The Dangers of Playing a Lottery


A lottery is a game of chance in which people can win money or other prizes by picking numbers. Many countries have a national or state lottery to raise money for public works projects, educational institutions, and other good causes. While it is not illegal to play a lottery, it can be addictive and result in serious financial problems for people who become addicted. Many lottery winners are not prepared to handle the huge sums of money they are awarded, and the stress of winning can damage their health. In some cases, lottery winners lose their homes and even their families.

Despite the negative consequences of playing a lottery, it is still an attractive option for some people. There are several ways to increase your chances of winning, including buying multiple tickets. Using a number generator is also an effective way to increase your odds of winning. There are many websites that offer free online tools to help you choose your numbers. You can also check the results of past lotteries to learn how often each number has been drawn.

The lottery is a popular form of gambling, with Americans spending upwards of $100 billion on tickets every year. States promote the games as a way to raise revenue, but the truth is that the majority of lottery money comes from a small percentage of players who are disproportionately lower-income, less educated, nonwhite and male. This is a significant problem because it distorts the state’s spending decisions.

Some people buy lottery tickets as a way to feel good about themselves. They believe they are doing their civic duty to support the local community by contributing to state coffers. Others see it as an investment with a low risk-to-reward ratio and the allure of becoming a millionaire.

While these are all valid reasons to purchase a lottery ticket, it is important to remember that the odds of winning are slim and that there are much better ways to spend your money. Purchasing a lottery ticket is not the best way to save for retirement or pay for your children’s college education. The best way to maximize your chances of winning is to buy a smaller jackpot.

If you’re lucky enough to hit the lottery, you should be sure to set aside a portion of your winnings for savings. That will help you avoid the temptation to splurge on unnecessary things. It will also make it easier to manage your money in the long run.

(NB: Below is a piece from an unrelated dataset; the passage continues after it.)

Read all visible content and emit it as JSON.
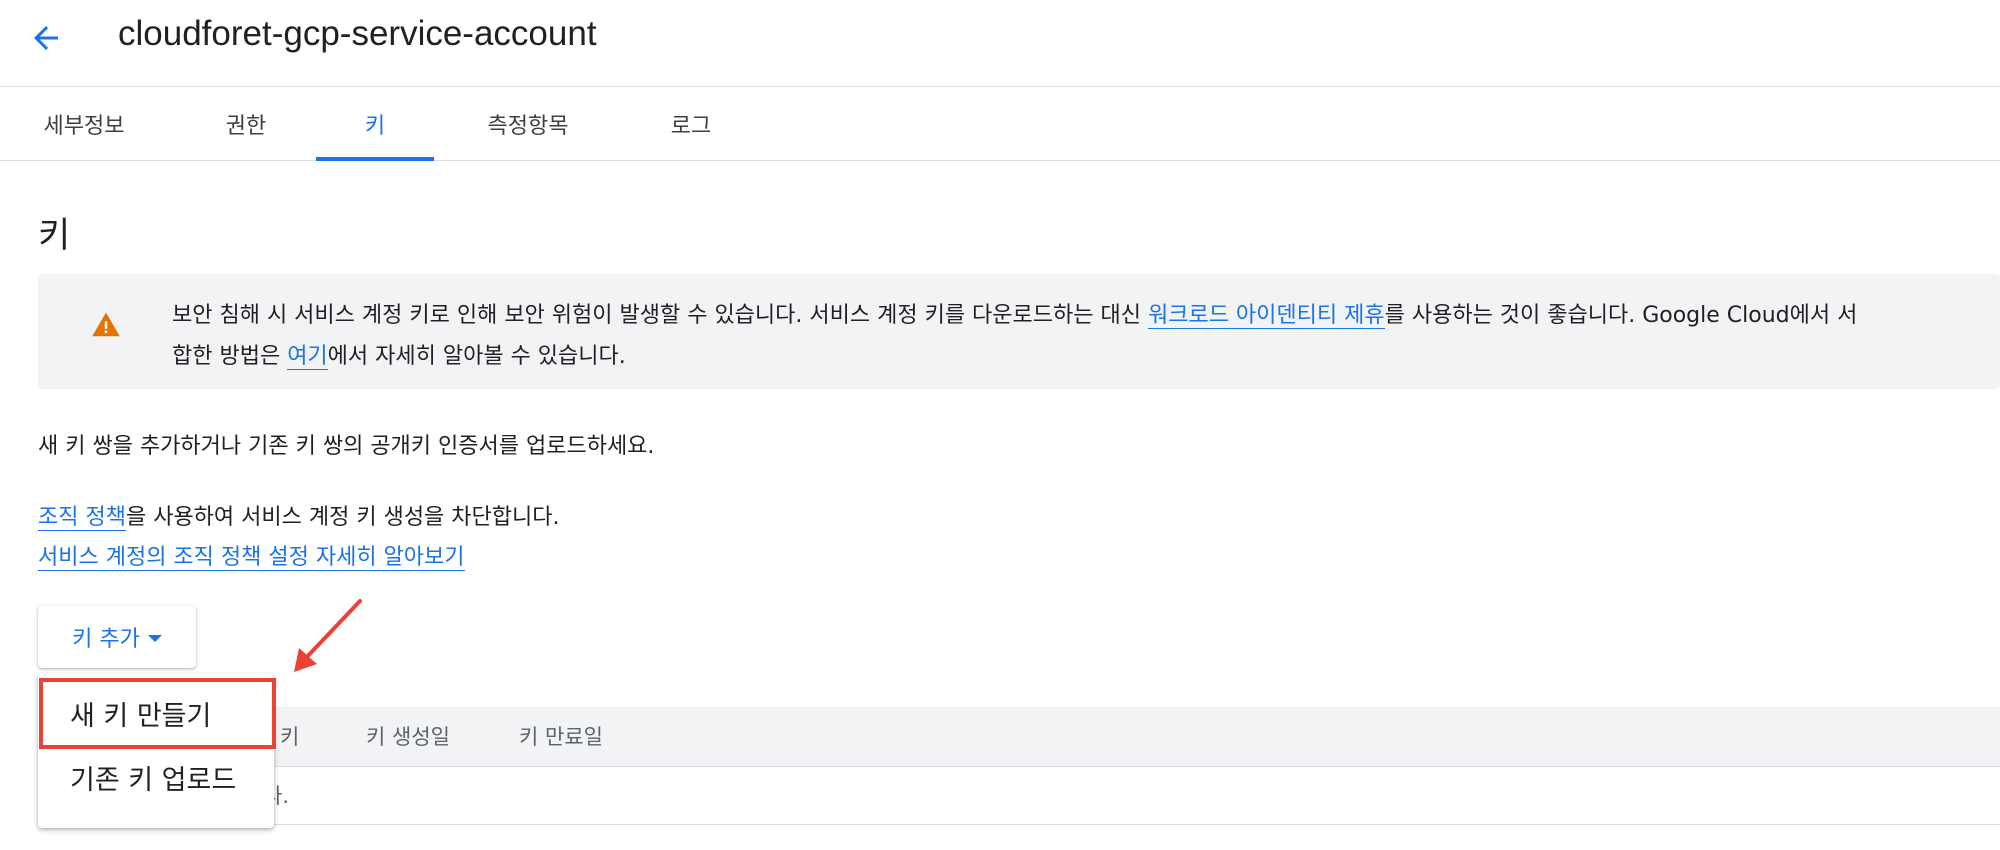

The earliest lotteries to offer tickets with prizes in cash were held in the Low Countries in the 15th century, and town records show that they were used to raise money for wall building, town fortifications, and charitable work. The word lottery derives from the Dutch noun lot, meaning fate or destiny, which could refer to the drawing of lots for a prize or the action of giving away goods and services. The modern European states of Belgium, Luxembourg, the Netherlands and France each have a national lottery.